## RECORDS PROVIDED
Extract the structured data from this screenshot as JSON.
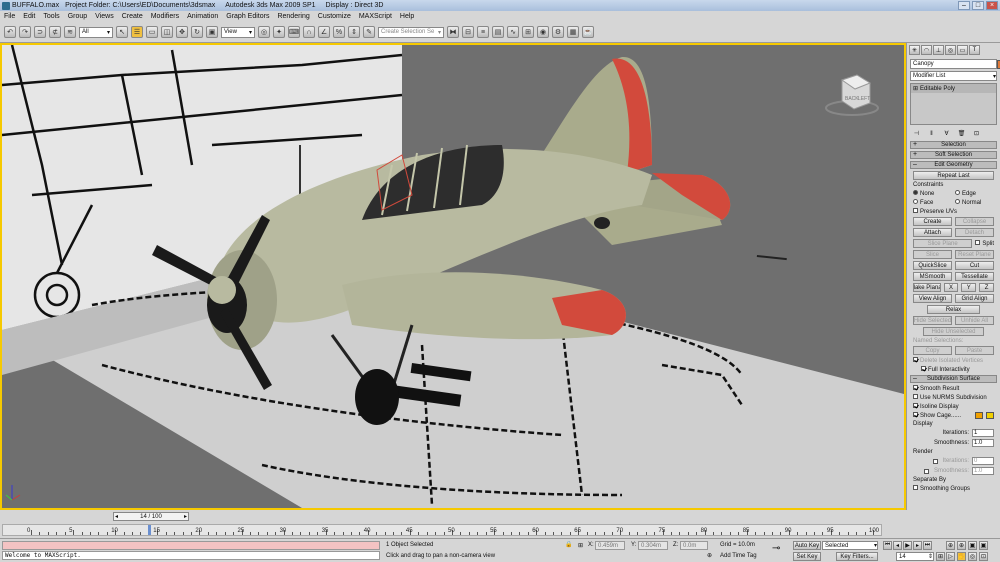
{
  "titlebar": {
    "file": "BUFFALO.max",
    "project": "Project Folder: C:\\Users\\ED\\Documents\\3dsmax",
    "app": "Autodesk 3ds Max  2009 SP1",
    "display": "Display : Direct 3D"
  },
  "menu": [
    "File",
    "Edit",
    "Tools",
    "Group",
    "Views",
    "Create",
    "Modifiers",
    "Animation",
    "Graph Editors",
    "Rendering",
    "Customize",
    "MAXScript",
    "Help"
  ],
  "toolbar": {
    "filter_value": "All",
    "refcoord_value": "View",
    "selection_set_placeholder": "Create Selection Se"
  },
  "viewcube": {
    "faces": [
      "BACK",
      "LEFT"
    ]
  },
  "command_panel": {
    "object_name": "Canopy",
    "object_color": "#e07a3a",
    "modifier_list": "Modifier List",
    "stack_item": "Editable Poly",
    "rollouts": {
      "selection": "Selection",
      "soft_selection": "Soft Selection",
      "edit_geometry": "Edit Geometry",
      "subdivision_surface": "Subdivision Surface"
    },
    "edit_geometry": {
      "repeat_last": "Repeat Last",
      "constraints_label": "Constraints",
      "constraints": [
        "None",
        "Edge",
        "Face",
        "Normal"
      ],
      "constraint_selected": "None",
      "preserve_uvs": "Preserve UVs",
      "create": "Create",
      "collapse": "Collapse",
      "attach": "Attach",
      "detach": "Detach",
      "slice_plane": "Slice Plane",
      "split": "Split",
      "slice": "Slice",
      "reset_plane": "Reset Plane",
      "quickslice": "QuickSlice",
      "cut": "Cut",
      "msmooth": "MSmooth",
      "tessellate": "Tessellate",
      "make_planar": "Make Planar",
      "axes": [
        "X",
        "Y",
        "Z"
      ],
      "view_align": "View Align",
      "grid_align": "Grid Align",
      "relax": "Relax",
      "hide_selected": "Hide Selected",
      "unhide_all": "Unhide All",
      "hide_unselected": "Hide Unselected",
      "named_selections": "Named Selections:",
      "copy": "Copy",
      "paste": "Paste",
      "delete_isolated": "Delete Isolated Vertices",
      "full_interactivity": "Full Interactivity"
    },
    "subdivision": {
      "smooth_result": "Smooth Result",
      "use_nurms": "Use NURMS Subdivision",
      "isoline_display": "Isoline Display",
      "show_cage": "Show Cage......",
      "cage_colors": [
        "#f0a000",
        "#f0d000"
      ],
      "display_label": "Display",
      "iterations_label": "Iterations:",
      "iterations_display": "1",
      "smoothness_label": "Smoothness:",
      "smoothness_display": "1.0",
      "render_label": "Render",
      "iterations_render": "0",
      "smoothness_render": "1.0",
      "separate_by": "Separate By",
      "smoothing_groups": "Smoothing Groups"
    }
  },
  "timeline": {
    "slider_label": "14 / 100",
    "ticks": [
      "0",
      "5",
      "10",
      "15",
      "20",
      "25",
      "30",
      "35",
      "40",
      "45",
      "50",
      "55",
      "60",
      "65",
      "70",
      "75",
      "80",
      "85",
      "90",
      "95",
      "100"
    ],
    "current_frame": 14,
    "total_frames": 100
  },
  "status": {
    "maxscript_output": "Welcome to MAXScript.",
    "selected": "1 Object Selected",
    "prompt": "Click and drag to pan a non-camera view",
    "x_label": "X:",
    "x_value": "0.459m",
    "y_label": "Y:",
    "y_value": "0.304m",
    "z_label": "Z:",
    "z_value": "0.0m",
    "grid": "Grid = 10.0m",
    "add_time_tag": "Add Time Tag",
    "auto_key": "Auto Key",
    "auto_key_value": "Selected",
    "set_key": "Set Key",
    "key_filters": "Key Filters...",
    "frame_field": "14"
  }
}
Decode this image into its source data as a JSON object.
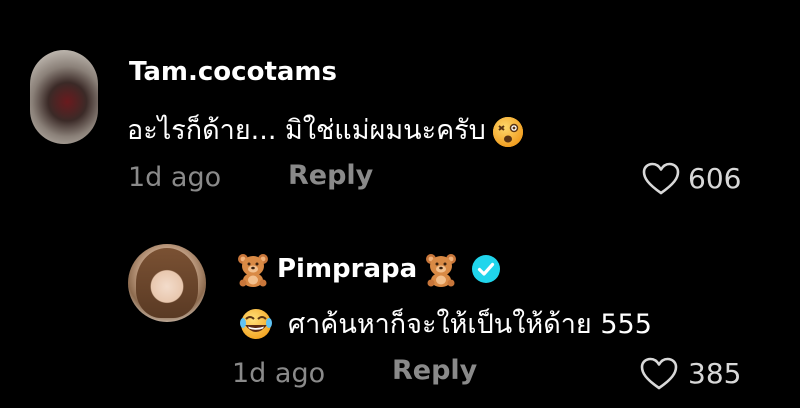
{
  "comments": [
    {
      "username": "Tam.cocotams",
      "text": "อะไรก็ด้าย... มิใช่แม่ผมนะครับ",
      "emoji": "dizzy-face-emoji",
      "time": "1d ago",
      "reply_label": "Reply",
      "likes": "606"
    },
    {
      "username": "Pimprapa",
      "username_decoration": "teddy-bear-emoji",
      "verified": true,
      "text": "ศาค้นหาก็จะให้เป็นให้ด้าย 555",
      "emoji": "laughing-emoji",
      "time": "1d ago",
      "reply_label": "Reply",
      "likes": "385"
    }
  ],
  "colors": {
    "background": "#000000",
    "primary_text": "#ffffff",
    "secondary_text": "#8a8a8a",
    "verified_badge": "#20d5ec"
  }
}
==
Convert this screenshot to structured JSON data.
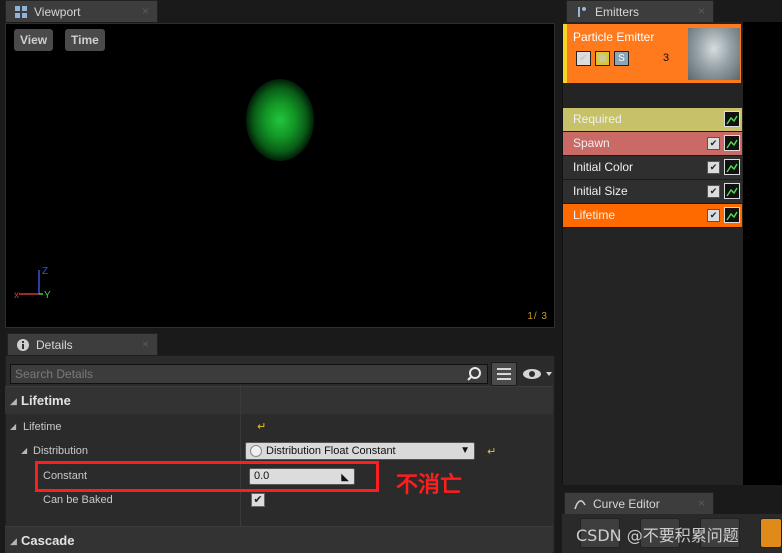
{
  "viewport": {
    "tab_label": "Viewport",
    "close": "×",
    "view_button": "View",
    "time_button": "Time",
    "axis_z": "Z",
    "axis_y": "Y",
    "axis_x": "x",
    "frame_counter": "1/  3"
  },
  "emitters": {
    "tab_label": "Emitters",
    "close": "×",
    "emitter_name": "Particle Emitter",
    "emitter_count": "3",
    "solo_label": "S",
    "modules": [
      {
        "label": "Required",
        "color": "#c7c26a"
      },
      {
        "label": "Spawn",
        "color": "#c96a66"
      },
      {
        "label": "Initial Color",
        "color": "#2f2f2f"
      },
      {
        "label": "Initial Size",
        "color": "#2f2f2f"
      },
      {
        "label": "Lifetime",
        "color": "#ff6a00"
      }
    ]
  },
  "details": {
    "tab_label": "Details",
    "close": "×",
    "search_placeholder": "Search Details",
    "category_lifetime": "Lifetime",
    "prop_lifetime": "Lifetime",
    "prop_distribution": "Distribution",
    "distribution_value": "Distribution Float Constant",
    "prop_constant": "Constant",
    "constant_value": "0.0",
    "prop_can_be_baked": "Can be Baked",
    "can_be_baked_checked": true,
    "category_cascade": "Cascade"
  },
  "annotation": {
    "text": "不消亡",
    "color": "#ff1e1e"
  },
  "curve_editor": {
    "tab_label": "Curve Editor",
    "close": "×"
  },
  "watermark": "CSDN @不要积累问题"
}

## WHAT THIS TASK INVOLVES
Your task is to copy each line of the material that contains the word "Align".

## ANSWER SPACE
      "view_align": "View Align",
      "grid_align": "Grid Align",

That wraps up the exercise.